Lines from the records below that contain the word "Charge" are to be copied out.

▶ SOURCE DATA:
╔══

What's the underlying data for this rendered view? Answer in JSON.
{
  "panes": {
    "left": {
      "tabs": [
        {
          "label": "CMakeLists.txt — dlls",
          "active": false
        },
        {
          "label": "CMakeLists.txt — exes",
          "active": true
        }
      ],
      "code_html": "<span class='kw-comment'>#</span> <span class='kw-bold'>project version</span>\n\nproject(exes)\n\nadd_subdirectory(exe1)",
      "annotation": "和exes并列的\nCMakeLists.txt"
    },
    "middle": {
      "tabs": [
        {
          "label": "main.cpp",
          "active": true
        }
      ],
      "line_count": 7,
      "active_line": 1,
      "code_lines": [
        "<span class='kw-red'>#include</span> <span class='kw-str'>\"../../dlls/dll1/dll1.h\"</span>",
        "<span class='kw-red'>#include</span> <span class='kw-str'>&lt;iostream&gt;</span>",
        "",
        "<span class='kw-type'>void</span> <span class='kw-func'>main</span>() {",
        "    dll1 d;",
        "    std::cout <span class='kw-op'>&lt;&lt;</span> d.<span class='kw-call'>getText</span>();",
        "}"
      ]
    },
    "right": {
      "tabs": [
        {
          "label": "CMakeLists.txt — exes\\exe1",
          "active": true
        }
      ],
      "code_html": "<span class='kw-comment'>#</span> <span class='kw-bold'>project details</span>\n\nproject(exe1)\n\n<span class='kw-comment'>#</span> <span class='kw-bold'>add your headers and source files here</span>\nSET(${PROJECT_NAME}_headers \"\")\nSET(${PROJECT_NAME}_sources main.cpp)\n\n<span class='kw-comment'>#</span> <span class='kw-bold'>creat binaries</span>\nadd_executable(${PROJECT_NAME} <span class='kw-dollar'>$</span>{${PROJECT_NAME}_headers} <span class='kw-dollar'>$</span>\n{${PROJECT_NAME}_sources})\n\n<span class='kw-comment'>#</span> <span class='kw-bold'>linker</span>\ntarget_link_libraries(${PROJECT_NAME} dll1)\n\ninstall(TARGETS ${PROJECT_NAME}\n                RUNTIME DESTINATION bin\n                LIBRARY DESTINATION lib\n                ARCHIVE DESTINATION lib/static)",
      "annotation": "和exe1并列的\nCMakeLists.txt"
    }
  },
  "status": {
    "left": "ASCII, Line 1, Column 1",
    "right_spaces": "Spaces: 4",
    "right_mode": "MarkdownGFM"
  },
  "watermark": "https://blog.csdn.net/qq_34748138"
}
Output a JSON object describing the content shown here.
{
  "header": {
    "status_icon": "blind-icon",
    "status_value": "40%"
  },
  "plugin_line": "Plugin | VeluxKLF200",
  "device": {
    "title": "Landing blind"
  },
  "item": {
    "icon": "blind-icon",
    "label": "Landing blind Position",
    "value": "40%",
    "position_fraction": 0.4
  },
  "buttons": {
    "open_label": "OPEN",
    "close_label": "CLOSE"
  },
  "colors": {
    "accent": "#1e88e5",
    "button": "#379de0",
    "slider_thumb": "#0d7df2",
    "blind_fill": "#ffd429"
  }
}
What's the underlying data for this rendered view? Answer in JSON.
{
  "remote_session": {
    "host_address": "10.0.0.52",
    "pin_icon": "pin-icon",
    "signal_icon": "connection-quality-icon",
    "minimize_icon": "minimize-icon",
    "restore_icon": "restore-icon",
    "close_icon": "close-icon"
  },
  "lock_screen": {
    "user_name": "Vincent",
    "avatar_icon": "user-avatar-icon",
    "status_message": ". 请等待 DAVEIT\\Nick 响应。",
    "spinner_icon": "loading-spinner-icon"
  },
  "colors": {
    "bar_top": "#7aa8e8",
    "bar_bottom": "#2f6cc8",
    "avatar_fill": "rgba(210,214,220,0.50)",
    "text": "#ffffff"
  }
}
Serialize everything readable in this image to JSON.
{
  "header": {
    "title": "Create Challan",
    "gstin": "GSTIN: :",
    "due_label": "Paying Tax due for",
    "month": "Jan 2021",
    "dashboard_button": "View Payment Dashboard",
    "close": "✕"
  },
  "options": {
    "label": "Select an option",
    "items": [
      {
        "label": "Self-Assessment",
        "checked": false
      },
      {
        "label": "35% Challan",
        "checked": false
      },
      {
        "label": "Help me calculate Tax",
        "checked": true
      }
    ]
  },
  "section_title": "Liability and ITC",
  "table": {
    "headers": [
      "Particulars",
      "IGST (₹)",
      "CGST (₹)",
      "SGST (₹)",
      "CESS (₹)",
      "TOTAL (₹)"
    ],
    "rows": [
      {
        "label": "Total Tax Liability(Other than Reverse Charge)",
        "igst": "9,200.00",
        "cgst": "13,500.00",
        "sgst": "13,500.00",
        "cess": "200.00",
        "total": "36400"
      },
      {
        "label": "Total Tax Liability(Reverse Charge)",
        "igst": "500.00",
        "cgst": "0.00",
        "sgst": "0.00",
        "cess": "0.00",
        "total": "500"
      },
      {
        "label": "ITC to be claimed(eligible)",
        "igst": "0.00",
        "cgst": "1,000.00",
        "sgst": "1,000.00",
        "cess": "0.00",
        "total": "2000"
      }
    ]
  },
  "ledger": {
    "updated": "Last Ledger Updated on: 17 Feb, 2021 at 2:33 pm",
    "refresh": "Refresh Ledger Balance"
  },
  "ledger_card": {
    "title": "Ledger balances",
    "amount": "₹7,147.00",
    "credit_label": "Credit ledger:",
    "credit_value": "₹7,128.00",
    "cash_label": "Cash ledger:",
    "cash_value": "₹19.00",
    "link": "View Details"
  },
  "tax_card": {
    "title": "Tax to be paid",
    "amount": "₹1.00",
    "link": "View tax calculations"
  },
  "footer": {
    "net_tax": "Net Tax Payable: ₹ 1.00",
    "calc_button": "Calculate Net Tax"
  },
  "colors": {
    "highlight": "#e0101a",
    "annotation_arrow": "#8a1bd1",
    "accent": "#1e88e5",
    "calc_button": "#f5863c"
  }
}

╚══

▶ SOLUTION:
        "label": "Total Tax Liability(Other than Reverse Charge)",
        "label": "Total Tax Liability(Reverse Charge)",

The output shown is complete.